Dr. Benna likened the components of this new model to a system of beakers connected to each other through a series of tubes.
"In a set of interconnected beakers, each filled with different amounts of water, the liquid will tend to flow between them such that the water levels become equalized. In our model, the beakers represent the various components within a synapse," explained Dr. Benna. "Adding liquid to one of the beakers -- or removing some of it -- represents the encoding of new memories. Over time, the resulting flow of liquid will diffuse across the other beakers, corresponding to the long-term storage of memories.''

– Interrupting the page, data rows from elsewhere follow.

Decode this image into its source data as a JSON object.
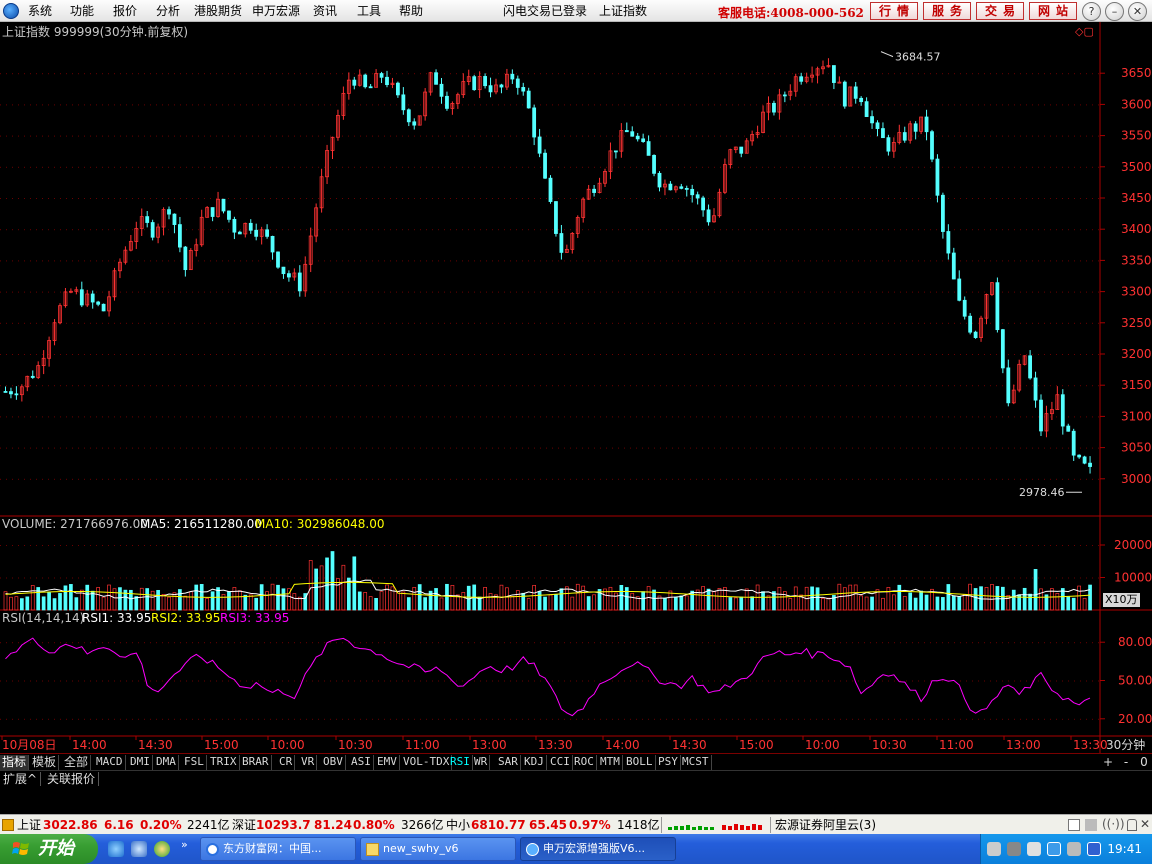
{
  "menubar": {
    "items": [
      "系统",
      "功能",
      "报价",
      "分析",
      "港股期货",
      "申万宏源",
      "资讯",
      "工具",
      "帮助"
    ],
    "login_status": "闪电交易已登录",
    "current_index": "上证指数",
    "hotline": "客服电话:4008-000-562",
    "buttons": [
      "行情",
      "服务",
      "交易",
      "网站"
    ]
  },
  "chart_header": {
    "title": "上证指数 999999(30分钟.前复权)",
    "volume_label": "VOLUME: 271766976.00",
    "ma5_label": "MA5: 216511280.00",
    "ma10_label": "MA10: 302986048.00",
    "rsi_label": "RSI(14,14,14)",
    "rsi1_label": "RSI1: 33.95",
    "rsi2_label": "RSI2: 33.95",
    "rsi3_label": "RSI3: 33.95",
    "high_marker": "3684.57",
    "low_marker": "2978.46",
    "volume_unit": "X10万",
    "period_label": "30分钟"
  },
  "chart_data": [
    {
      "type": "candlestick",
      "title": "上证指数 999999(30分钟.前复权)",
      "y_ticks": [
        3000,
        3050,
        3100,
        3150,
        3200,
        3250,
        3300,
        3350,
        3400,
        3450,
        3500,
        3550,
        3600,
        3650
      ],
      "ylim": [
        2950,
        3700
      ],
      "annotations": [
        {
          "label": "3684.57",
          "value": 3684.57
        },
        {
          "label": "2978.46",
          "value": 2978.46
        }
      ],
      "x_tick_labels": [
        "10月08日",
        "14:00",
        "14:30",
        "15:00",
        "10:00",
        "10:30",
        "11:00",
        "13:00",
        "13:30",
        "14:00",
        "14:30",
        "15:00",
        "10:00",
        "10:30",
        "11:00",
        "13:00",
        "13:30"
      ],
      "approx_close_path": [
        3140,
        3150,
        3180,
        3260,
        3300,
        3285,
        3270,
        3350,
        3410,
        3400,
        3440,
        3330,
        3420,
        3440,
        3400,
        3410,
        3380,
        3330,
        3310,
        3450,
        3560,
        3650,
        3620,
        3650,
        3600,
        3570,
        3650,
        3600,
        3630,
        3640,
        3620,
        3650,
        3580,
        3450,
        3350,
        3440,
        3480,
        3530,
        3560,
        3520,
        3470,
        3480,
        3450,
        3410,
        3520,
        3530,
        3580,
        3600,
        3640,
        3660,
        3670,
        3610,
        3620,
        3550,
        3530,
        3560,
        3570,
        3400,
        3280,
        3230,
        3330,
        3110,
        3200,
        3080,
        3130,
        3030,
        3010
      ]
    },
    {
      "type": "bar",
      "title": "VOLUME",
      "series": [
        {
          "name": "VOLUME"
        },
        {
          "name": "MA5"
        },
        {
          "name": "MA10"
        }
      ],
      "y_ticks": [
        10000,
        20000
      ],
      "unit": "X10万"
    },
    {
      "type": "line",
      "title": "RSI(14,14,14)",
      "y_ticks": [
        20.0,
        50.0,
        80.0
      ],
      "series": [
        {
          "name": "RSI1",
          "last": 33.95
        },
        {
          "name": "RSI2",
          "last": 33.95
        },
        {
          "name": "RSI3",
          "last": 33.95
        }
      ],
      "approx_rsi_path": [
        70,
        74,
        82,
        78,
        72,
        80,
        76,
        70,
        78,
        74,
        68,
        72,
        40,
        45,
        55,
        62,
        70,
        64,
        58,
        50,
        45,
        48,
        40,
        42,
        38,
        55,
        70,
        80,
        84,
        78,
        74,
        72,
        66,
        62,
        60,
        56,
        60,
        50,
        46,
        54,
        62,
        58,
        60,
        66,
        60,
        48,
        30,
        22,
        30,
        44,
        52,
        58,
        64,
        60,
        52,
        48,
        46,
        52,
        44,
        40,
        46,
        50,
        58,
        68,
        72,
        70,
        74,
        70,
        72,
        66,
        62,
        40,
        48,
        58,
        52,
        44,
        36,
        50,
        54,
        46,
        30,
        24,
        34,
        48,
        38,
        46,
        54,
        42,
        36,
        30,
        33.95
      ]
    }
  ],
  "x_axis": {
    "labels": [
      "10月08日",
      "14:00",
      "14:30",
      "15:00",
      "10:00",
      "10:30",
      "11:00",
      "13:00",
      "13:30",
      "14:00",
      "14:30",
      "15:00",
      "10:00",
      "10:30",
      "11:00",
      "13:00",
      "13:30"
    ]
  },
  "mode_tabs": [
    "指标",
    "模板",
    "全部"
  ],
  "indicator_tabs": [
    "MACD",
    "DMI",
    "DMA",
    "FSL",
    "TRIX",
    "BRAR",
    "CR",
    "VR",
    "OBV",
    "ASI",
    "EMV",
    "VOL-TDX",
    "RSI",
    "WR",
    "SAR",
    "KDJ",
    "CCI",
    "ROC",
    "MTM",
    "BOLL",
    "PSY",
    "MCST"
  ],
  "active_indicator": "RSI",
  "pane_buttons": [
    "+",
    "-",
    "0"
  ],
  "sub_tabs": [
    "扩展^",
    "关联报价"
  ],
  "statusbar": {
    "sh_name": "上证",
    "sh_value": "3022.86",
    "sh_change": "6.16",
    "sh_pct": "0.20%",
    "sh_amount": "2241亿",
    "sz_name": "深证",
    "sz_value": "10293.7",
    "sz_change": "81.24",
    "sz_pct": "0.80%",
    "sz_amount": "3266亿",
    "zx_name": "中小",
    "zx_value": "6810.77",
    "zx_change": "65.45",
    "zx_pct": "0.97%",
    "zx_amount": "1418亿",
    "server": "宏源证券阿里云(3)"
  },
  "taskbar": {
    "start": "开始",
    "tasks": [
      "东方财富网：中国...",
      "new_swhy_v6",
      "申万宏源增强版V6..."
    ],
    "clock": "19:41"
  },
  "colors": {
    "up": "#ff3232",
    "down": "#54ffff",
    "axis": "#aa0000",
    "rsi": "#ff00ff",
    "ma5": "#ffffff",
    "ma10": "#ffff00"
  }
}
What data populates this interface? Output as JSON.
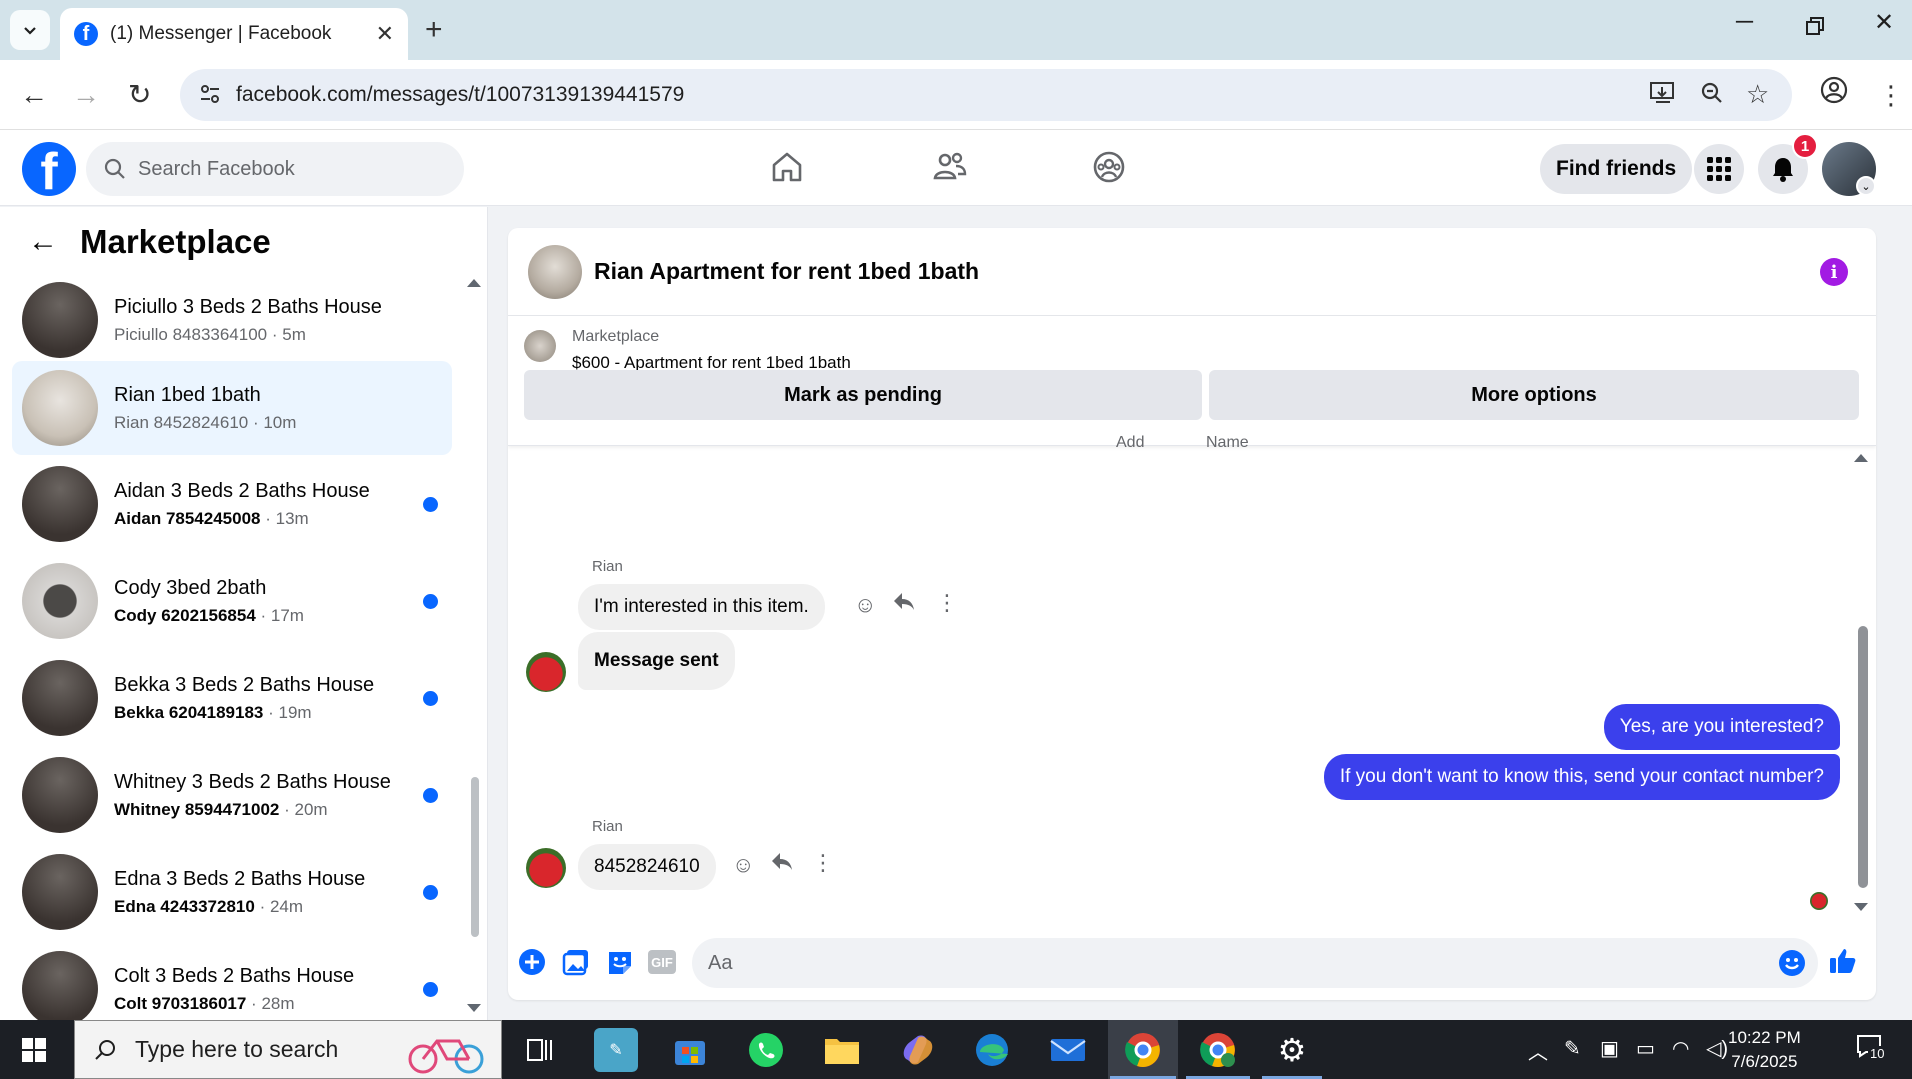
{
  "browser": {
    "tab_title": "(1) Messenger | Facebook",
    "url": "facebook.com/messages/t/10073139139441579"
  },
  "fb": {
    "search_placeholder": "Search Facebook",
    "find_friends": "Find friends",
    "notification_count": "1"
  },
  "left": {
    "title": "Marketplace",
    "conversations": [
      {
        "name": "Piciullo 3 Beds 2 Baths House",
        "who": "Piciullo 8483364100",
        "time": "5m",
        "unread": false,
        "active": false
      },
      {
        "name": "Rian 1bed 1bath",
        "who": "Rian 8452824610",
        "time": "10m",
        "unread": false,
        "active": true
      },
      {
        "name": "Aidan 3 Beds 2 Baths House",
        "who": "Aidan 7854245008",
        "time": "13m",
        "unread": true,
        "active": false
      },
      {
        "name": "Cody 3bed 2bath",
        "who": "Cody 6202156854",
        "time": "17m",
        "unread": true,
        "active": false
      },
      {
        "name": "Bekka 3 Beds 2 Baths House",
        "who": "Bekka 6204189183",
        "time": "19m",
        "unread": true,
        "active": false
      },
      {
        "name": "Whitney 3 Beds 2 Baths House",
        "who": "Whitney 8594471002",
        "time": "20m",
        "unread": true,
        "active": false
      },
      {
        "name": "Edna 3 Beds 2 Baths House",
        "who": "Edna 4243372810",
        "time": "24m",
        "unread": true,
        "active": false
      },
      {
        "name": "Colt 3 Beds 2 Baths House",
        "who": "Colt 9703186017",
        "time": "28m",
        "unread": true,
        "active": false
      }
    ]
  },
  "chat": {
    "title": "Rian Apartment for rent 1bed 1bath",
    "listing_label": "Marketplace",
    "listing_price": "$600 - Apartment for rent 1bed 1bath",
    "mark_pending": "Mark as pending",
    "more_options": "More options",
    "cut_text_1": "Add",
    "cut_text_2": "Name",
    "messages": [
      {
        "sender": "Rian",
        "text": "I'm interested in this item."
      },
      {
        "text": "Message sent"
      },
      {
        "text": "Yes, are you interested?"
      },
      {
        "text": "If you don't want to know this, send your contact number?"
      },
      {
        "sender": "Rian",
        "text": "8452824610"
      }
    ],
    "composer_placeholder": "Aa",
    "gif_label": "GIF"
  },
  "taskbar": {
    "search_placeholder": "Type here to search",
    "time": "10:22 PM",
    "date": "7/6/2025",
    "notif_count": "10"
  },
  "colors": {
    "fb_blue": "#0866ff",
    "outgoing_bubble": "#3b40ec",
    "info_purple": "#a21be3",
    "unread_dot": "#0866ff"
  }
}
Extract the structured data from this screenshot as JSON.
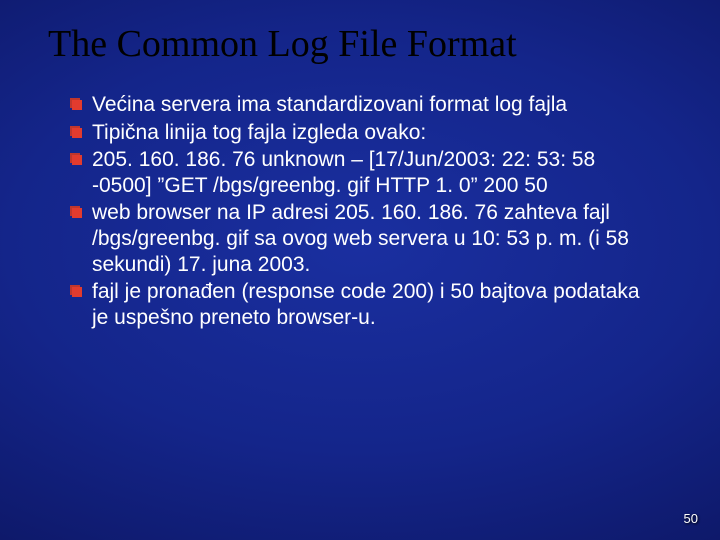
{
  "title": "The Common Log File Format",
  "bullets": [
    "Većina servera ima standardizovani format log fajla",
    "Tipična linija tog fajla izgleda ovako:",
    "205. 160. 186. 76 unknown – [17/Jun/2003: 22: 53: 58 -0500]  ”GET /bgs/greenbg. gif HTTP 1. 0” 200 50",
    "web browser na IP adresi 205. 160. 186. 76 zahteva fajl /bgs/greenbg. gif sa ovog web servera u 10: 53 p. m. (i 58 sekundi) 17. juna 2003.",
    "fajl je pronađen (response code 200) i 50 bajtova podataka je uspešno preneto browser-u."
  ],
  "page_number": "50"
}
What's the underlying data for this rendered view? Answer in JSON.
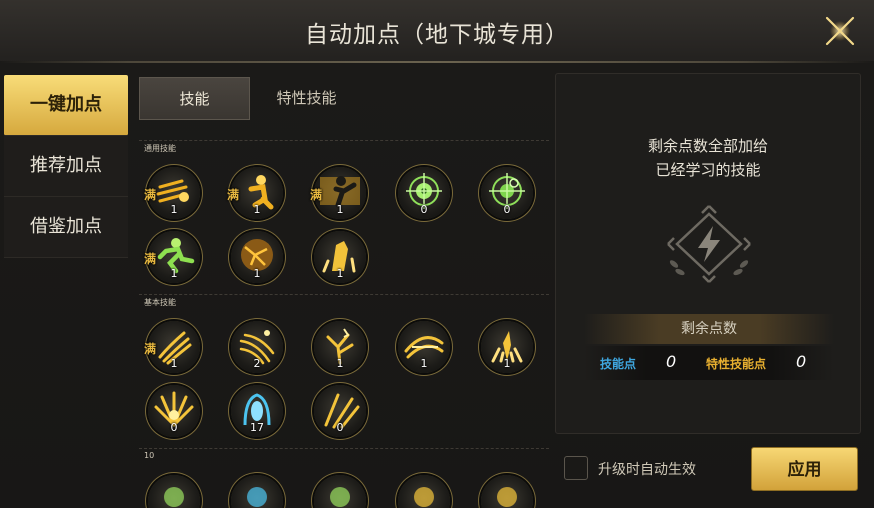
{
  "window": {
    "title": "自动加点（地下城专用）"
  },
  "sidebar": {
    "items": [
      {
        "label": "一键加点",
        "active": true
      },
      {
        "label": "推荐加点",
        "active": false
      },
      {
        "label": "借鉴加点",
        "active": false
      }
    ]
  },
  "tabs": [
    {
      "label": "技能",
      "active": true
    },
    {
      "label": "特性技能",
      "active": false
    }
  ],
  "sections": {
    "common": {
      "title": "通用技能",
      "skills": [
        {
          "icon": "dash-icon",
          "maxed": "满",
          "level": "1"
        },
        {
          "icon": "crouch-icon",
          "maxed": "满",
          "level": "1"
        },
        {
          "icon": "kick-icon",
          "maxed": "满",
          "level": "1"
        },
        {
          "icon": "target-icon",
          "maxed": "",
          "level": "0"
        },
        {
          "icon": "target-swirl-icon",
          "maxed": "",
          "level": "0"
        },
        {
          "icon": "sprint-icon",
          "maxed": "满",
          "level": "1"
        },
        {
          "icon": "cracked-orb-icon",
          "maxed": "",
          "level": "1"
        },
        {
          "icon": "rock-burst-icon",
          "maxed": "",
          "level": "1"
        }
      ]
    },
    "basic": {
      "title": "基本技能",
      "skills": [
        {
          "icon": "claw-slash-icon",
          "maxed": "满",
          "level": "1"
        },
        {
          "icon": "wind-slash-icon",
          "maxed": "",
          "level": "2"
        },
        {
          "icon": "lightning-tree-icon",
          "maxed": "",
          "level": "1"
        },
        {
          "icon": "whirl-slash-icon",
          "maxed": "",
          "level": "1"
        },
        {
          "icon": "flame-burst-icon",
          "maxed": "",
          "level": "1"
        },
        {
          "icon": "explosion-icon",
          "maxed": "",
          "level": "0"
        },
        {
          "icon": "blue-spirit-icon",
          "maxed": "",
          "level": "17"
        },
        {
          "icon": "triple-slash-icon",
          "maxed": "",
          "level": "0"
        }
      ]
    },
    "lv10": {
      "title": "10"
    }
  },
  "right_panel": {
    "description_line1": "剩余点数全部加给",
    "description_line2": "已经学习的技能",
    "emblem_icon": "lightning-emblem-icon",
    "remaining_title": "剩余点数",
    "skill_points_label": "技能点",
    "skill_points_value": "0",
    "trait_points_label": "特性技能点",
    "trait_points_value": "0"
  },
  "footer": {
    "auto_apply_label": "升级时自动生效",
    "auto_apply_checked": false,
    "apply_label": "应用"
  },
  "colors": {
    "accent_gold": "#e8b030",
    "skill_blue": "#3fa7e0",
    "active_tab_gold": "#f0c95a"
  }
}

Drs. Benna and Fusi are hopeful that this work can help neuroscientists in the lab, by acting as a theoretical framework to guide future experiments -- ultimately leading to a more complete and more detailed characterization of the brain.
"While the synaptic basis of memory is well accepted, in no small part due to the work of Nobel laureate and Zuckerman Institute codirector Dr. Eric Kandel, clarifying how synapses support memories over many years without degradation has been extremely difficult," said Dr. Abbott. "The work of Drs. Benna and Fusi should serve as a guide for researchers exploring the molecular complexity of the synapse."
The technological implications of this model are also promising. Dr. Fusi has long been intrigued by neuromorphic hardware, computers that are designed to imitate a biological brain.
"Today, neuromorphic hardware is limited by memory capacity, which can be catastrophically low when these systems are designed to learn autonomously," said Dr. Fusi. "Creating a better model of synaptic memory could help to solve this problem, speeding up the development of electronic devices that are both compact and energy efficient -- and just as powerful as the human brain."
This paper is titled: "Computational principles of synaptic memory consolidation."
This research was supported by the Gatsby Charitable Foundation, the Simons Foundation, the Swartz Foundation, the Kavli Foundation, the Grossman Foundation and Columbia's Research Initiatives for Science and Engineering (RISE).
The authors report no financial or other conflicts of interest.
This article has been republished from materials provided by Columbia’s Mortimer B. Zuckerman Mind Brain Behavior Institute. Note: material may have been edited for length and content. For further information, please contact the cited source.